Scrapping free TV licences will cost local pensioners £1m a year

Scrapping free TV licences to over-75s will cost pensioners in Kirkcaldy and Cowdenbeath nearly £1m a year – money which will go straight to the Treasury’s coffers.
That’s according to Labour research, as the BBC’s consultation on the future of free TV licences for over-75s closes tomorrow, Tuesday, February 12.
As part of the last BBC Charter, the Government devolved responsibility for the free TV licence policy, and the cost, to the BBC.
Free TV licences are set to be curtailed or cut completely from 2020, despite the Conservatives’ 2017 manifesto promise to protect free TV licences until 2022.
If free TV licences are scrapped completely, 6,540 households in Kirkcaldy and Cowdenbeath would be affected, costing over-75s a combined total of £984,270 a year.
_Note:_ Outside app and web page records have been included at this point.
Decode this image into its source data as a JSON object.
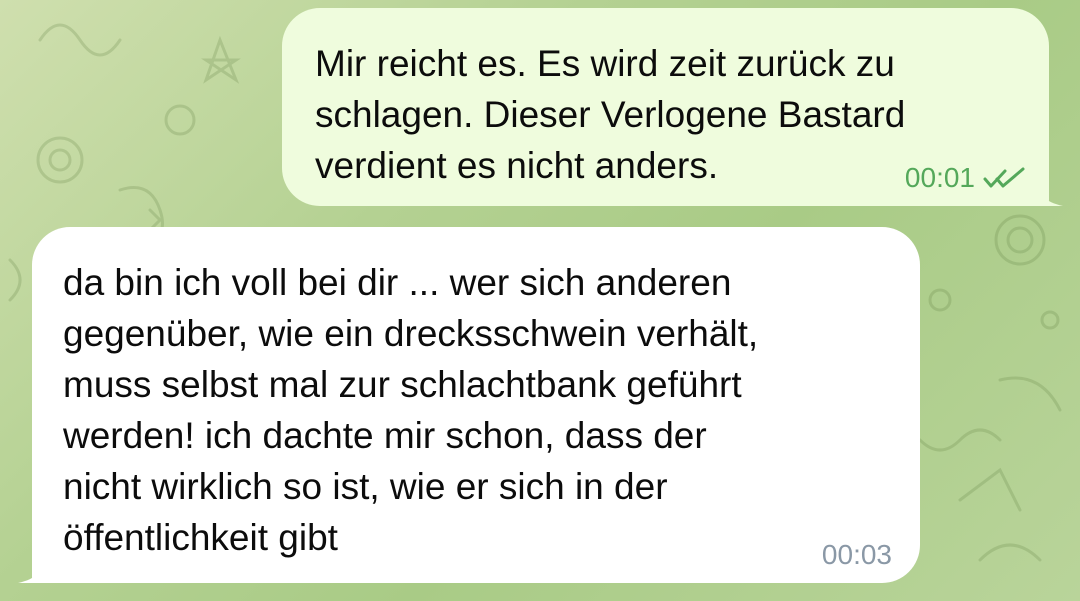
{
  "chat": {
    "messages": [
      {
        "direction": "outgoing",
        "text": "Mir reicht es. Es wird zeit zurück zu\nschlagen. Dieser Verlogene Bastard\nverdient es nicht anders.",
        "time": "00:01",
        "status_icon": "double-check-icon"
      },
      {
        "direction": "incoming",
        "text": "da bin ich voll bei dir ... wer sich anderen\ngegenüber, wie ein drecksschwein verhält,\nmuss selbst mal zur schlachtbank geführt\nwerden! ich dachte mir schon, dass der\nnicht wirklich so ist, wie er sich in der\nöffentlichkeit gibt",
        "time": "00:03"
      }
    ]
  },
  "colors": {
    "outgoing_bubble": "#effcdd",
    "incoming_bubble": "#ffffff",
    "outgoing_meta": "#54a85a",
    "incoming_meta": "#8a98a6",
    "wallpaper": "#b4d192"
  }
}
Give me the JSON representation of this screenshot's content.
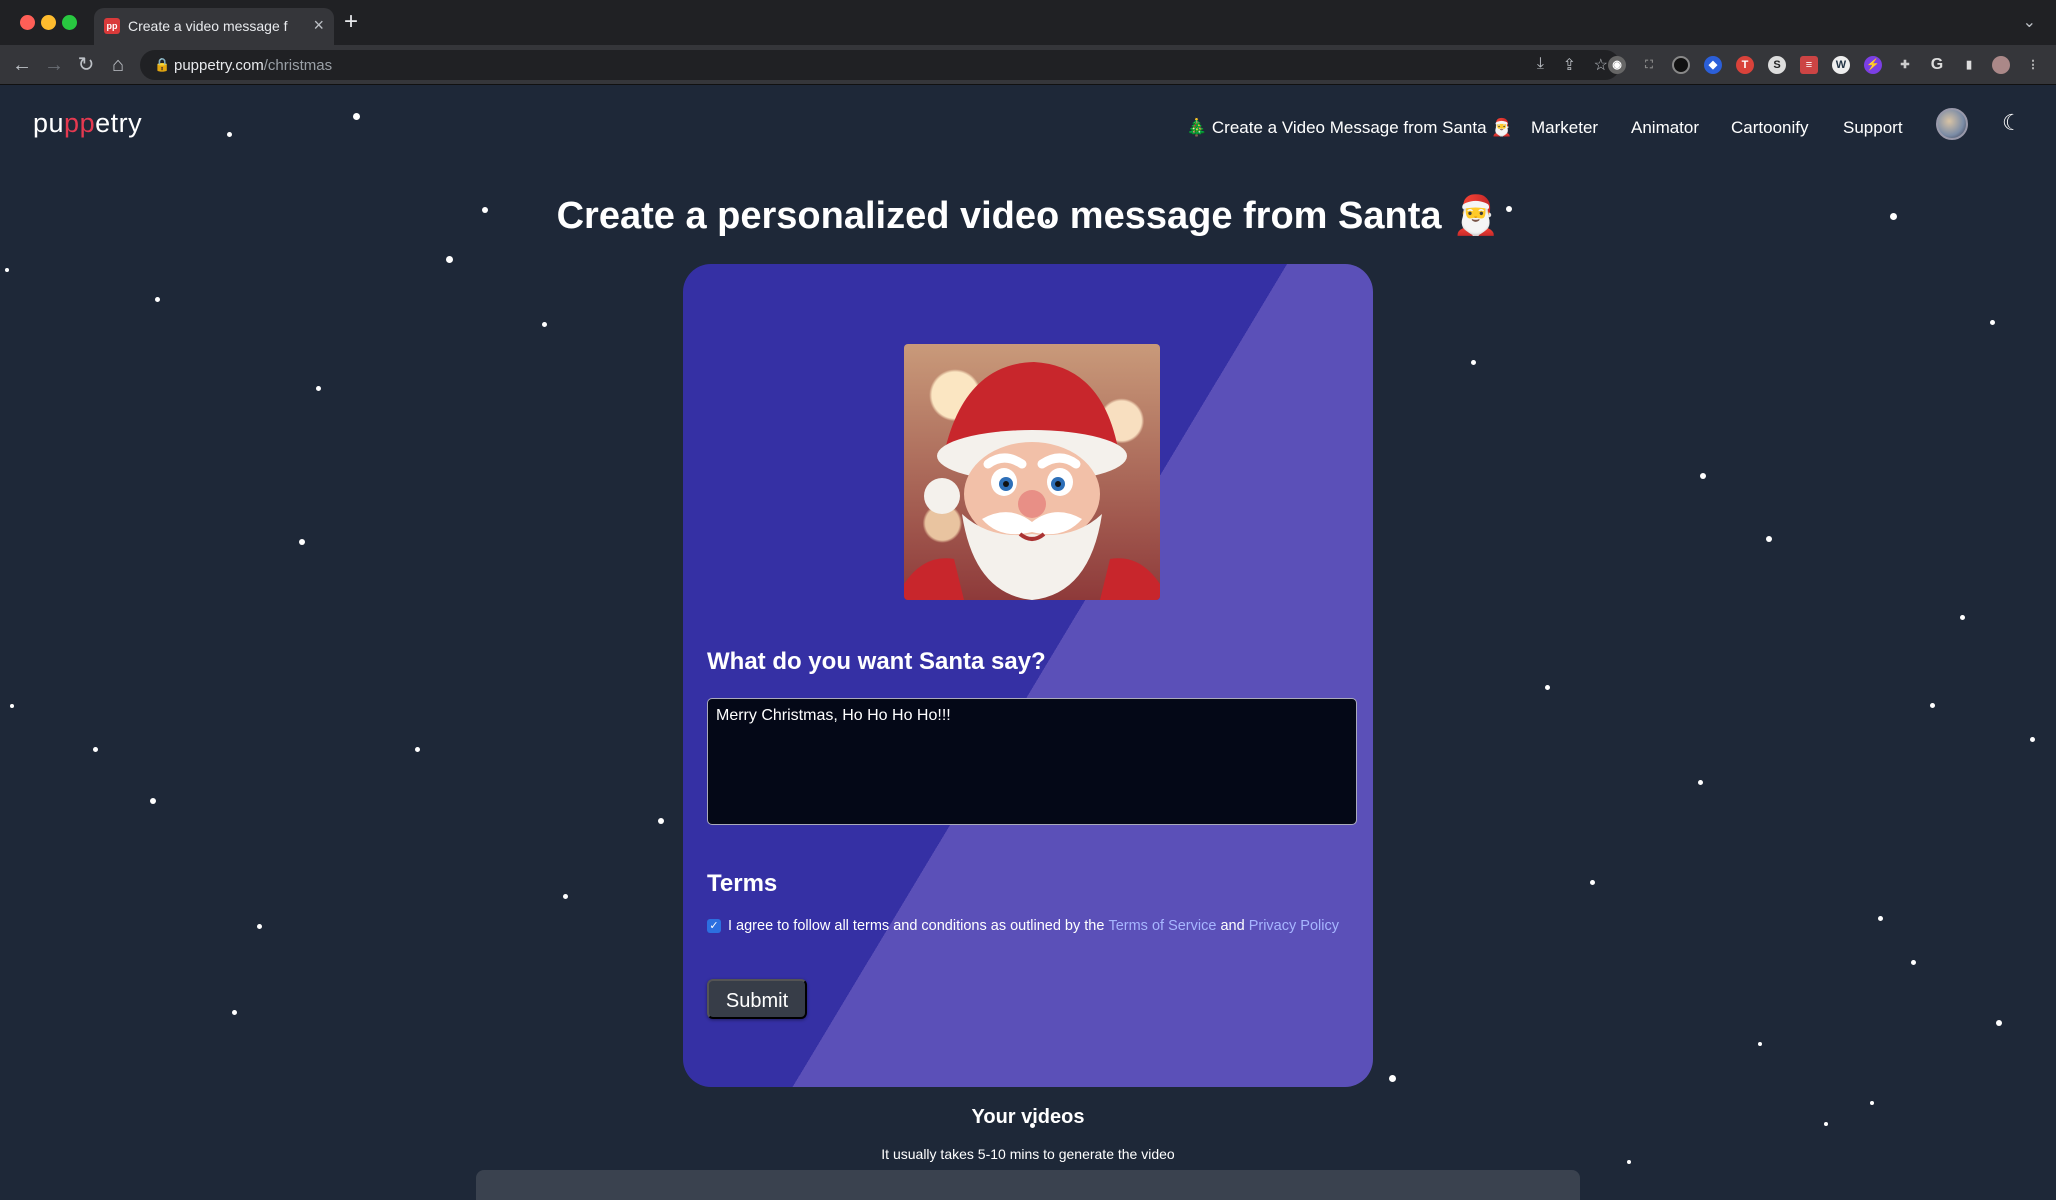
{
  "browser": {
    "tab_title": "Create a video message from",
    "tab_favicon": "pp",
    "url_host": "puppetry.com",
    "url_path": "/christmas"
  },
  "site": {
    "logo_prefix": "pu",
    "logo_highlight": "pp",
    "logo_suffix": "etry",
    "nav": {
      "santa": "🎄 Create a Video Message from Santa 🎅",
      "marketer": "Marketer",
      "animator": "Animator",
      "cartoonify": "Cartoonify",
      "support": "Support"
    }
  },
  "main": {
    "headline": "Create a personalized video message from Santa 🎅",
    "question": "What do you want Santa say?",
    "message": "Merry Christmas, Ho Ho Ho Ho!!!",
    "terms_heading": "Terms",
    "terms_text": "I agree to follow all terms and conditions as outlined by the",
    "terms_link": "Terms of Service",
    "terms_and": "and",
    "privacy_link": "Privacy Policy",
    "terms_checked": true,
    "submit_label": "Submit",
    "videos_heading": "Your videos",
    "videos_note": "It usually takes 5-10 mins to generate the video"
  },
  "colors": {
    "page_bg": "#1e2838",
    "card_dark": "#3530a4",
    "card_light": "#5b50b8",
    "brand_red": "#e53950",
    "link": "#a7b6ff"
  }
}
If free TV licences are linked to Pension Credit, 5,040 households will pay a total of £758,520 a year.
If the age threshold is raised to 80, over 75’s would pay a combined total of £391,300.
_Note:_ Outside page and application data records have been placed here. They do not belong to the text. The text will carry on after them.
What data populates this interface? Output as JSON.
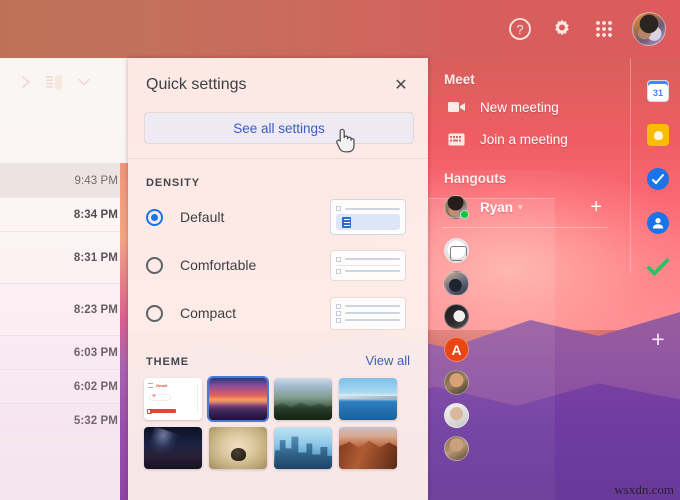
{
  "theme_colors": {
    "header_left": "#bd7257",
    "header_right": "#de5a5d",
    "accent_blue": "#1a73e8",
    "link_blue": "#3b5fc0",
    "panel_bg": "#fdeeea",
    "sky_top": "#c4685c",
    "sky_mid": "#ef5d63",
    "sky_low": "#ff8f93",
    "ridge_far": "#9a5f9e",
    "ridge_near": "#7d44a6"
  },
  "header": {
    "icons": [
      {
        "name": "help-icon",
        "label": "Support"
      },
      {
        "name": "gear-icon",
        "label": "Settings"
      },
      {
        "name": "apps-grid-icon",
        "label": "Google apps"
      }
    ],
    "avatar_label": "Google Account"
  },
  "left_toolbar": {
    "expand_label": "›",
    "reading_pane_label": "Toggle split pane mode",
    "caret_label": "▾"
  },
  "mail_list": {
    "rows": [
      {
        "time": "9:43 PM",
        "state": "read"
      },
      {
        "time": "8:34 PM",
        "state": "unread"
      },
      {
        "time": "8:31 PM",
        "state": "unread"
      },
      {
        "time": "8:23 PM",
        "state": "unread"
      },
      {
        "time": "6:03 PM",
        "state": "unread"
      },
      {
        "time": "6:02 PM",
        "state": "unread"
      },
      {
        "time": "5:32 PM",
        "state": "unread"
      }
    ]
  },
  "quick_settings": {
    "title": "Quick settings",
    "close_label": "✕",
    "see_all_label": "See all settings",
    "density": {
      "section_label": "DENSITY",
      "options": [
        {
          "label": "Default",
          "selected": true
        },
        {
          "label": "Comfortable",
          "selected": false
        },
        {
          "label": "Compact",
          "selected": false
        }
      ]
    },
    "theme": {
      "section_label": "THEME",
      "view_all_label": "View all",
      "thumbnails": [
        {
          "name": "default-light",
          "selected": false
        },
        {
          "name": "sunset-mountains",
          "selected": true
        },
        {
          "name": "alpine-forest",
          "selected": false
        },
        {
          "name": "blue-lake",
          "selected": false
        },
        {
          "name": "night-sky",
          "selected": false
        },
        {
          "name": "desert-rock",
          "selected": false
        },
        {
          "name": "city-skyline",
          "selected": false
        },
        {
          "name": "red-canyon",
          "selected": false
        }
      ]
    }
  },
  "right_panel": {
    "meet": {
      "title": "Meet",
      "items": [
        {
          "label": "New meeting",
          "icon": "video-camera-icon"
        },
        {
          "label": "Join a meeting",
          "icon": "keyboard-icon"
        }
      ]
    },
    "hangouts": {
      "title": "Hangouts",
      "active_user": "Ryan",
      "caret_label": "▾",
      "add_label": "+",
      "contacts": [
        {
          "name": "contact-1",
          "avatar": "a1"
        },
        {
          "name": "contact-2",
          "avatar": "a2"
        },
        {
          "name": "contact-3",
          "avatar": "a3"
        },
        {
          "name": "contact-4",
          "avatar": "a4",
          "initial": "A"
        },
        {
          "name": "contact-5",
          "avatar": "a5"
        },
        {
          "name": "contact-6",
          "avatar": "a6"
        },
        {
          "name": "contact-7",
          "avatar": "a7"
        }
      ]
    }
  },
  "app_rail": {
    "items": [
      {
        "name": "calendar-icon",
        "label": "Calendar",
        "badge": "31"
      },
      {
        "name": "keep-icon",
        "label": "Keep"
      },
      {
        "name": "tasks-icon",
        "label": "Tasks"
      },
      {
        "name": "contacts-icon",
        "label": "Contacts"
      },
      {
        "name": "green-check-icon",
        "label": "Get add-ons"
      }
    ],
    "add_label": "+"
  },
  "watermark": {
    "text": "wsxdn.com"
  }
}
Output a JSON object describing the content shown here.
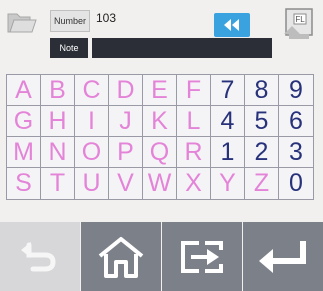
{
  "header": {
    "number_label": "Number",
    "number_value": "103",
    "note_label": "Note",
    "note_value": "",
    "fl_badge": "FL"
  },
  "keypad": {
    "rows": [
      [
        "A",
        "B",
        "C",
        "D",
        "E",
        "F",
        "7",
        "8",
        "9"
      ],
      [
        "G",
        "H",
        "I",
        "J",
        "K",
        "L",
        "4",
        "5",
        "6"
      ],
      [
        "M",
        "N",
        "O",
        "P",
        "Q",
        "R",
        "1",
        "2",
        "3"
      ],
      [
        "S",
        "T",
        "U",
        "V",
        "W",
        "X",
        "Y",
        "Z",
        "0"
      ]
    ]
  },
  "colors": {
    "letter": "#e484d8",
    "digit": "#27327a",
    "accent": "#3aa3df",
    "dark_field": "#2b2e37",
    "nav_active": "#7c8089",
    "nav_disabled": "#d7d7d9"
  },
  "icons": {
    "folder": "folder-icon",
    "backspace": "double-left-arrow-icon",
    "fl": "fl-settings-icon",
    "back": "undo-arrow-icon",
    "home": "home-icon",
    "exchange": "exchange-icon",
    "enter": "enter-icon"
  }
}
Lesley Laird MP for Kirkcaldy and Cowdenbeath said: “This makes a mockery of Theresa May’s claim that austerity is over.
“Many elderly residents, a significant proportion of whom face the stark choice of eating or heating over a long winter, say the TV is their main source of company.
“The thought of these pensioners struggling to bear the additional burden of paying for a TV licence – or going without their TV – doesn’t bear thinking about.
“By outsourcing responsibility for paying for free TV licences, the Government will be saving £745 million across the UK in 2021/22.
“This is in addition to the £220 million the Government will be saving that same year through changes to pension credit.
“Instead of breaking its manifesto promise and pickpocketing from pensioners’ pockets, the Government should take responsibility and save TV licences for the elderly. To do otherwise would be utterly heartless.”

Pic courtesy:Flickr/technicalfault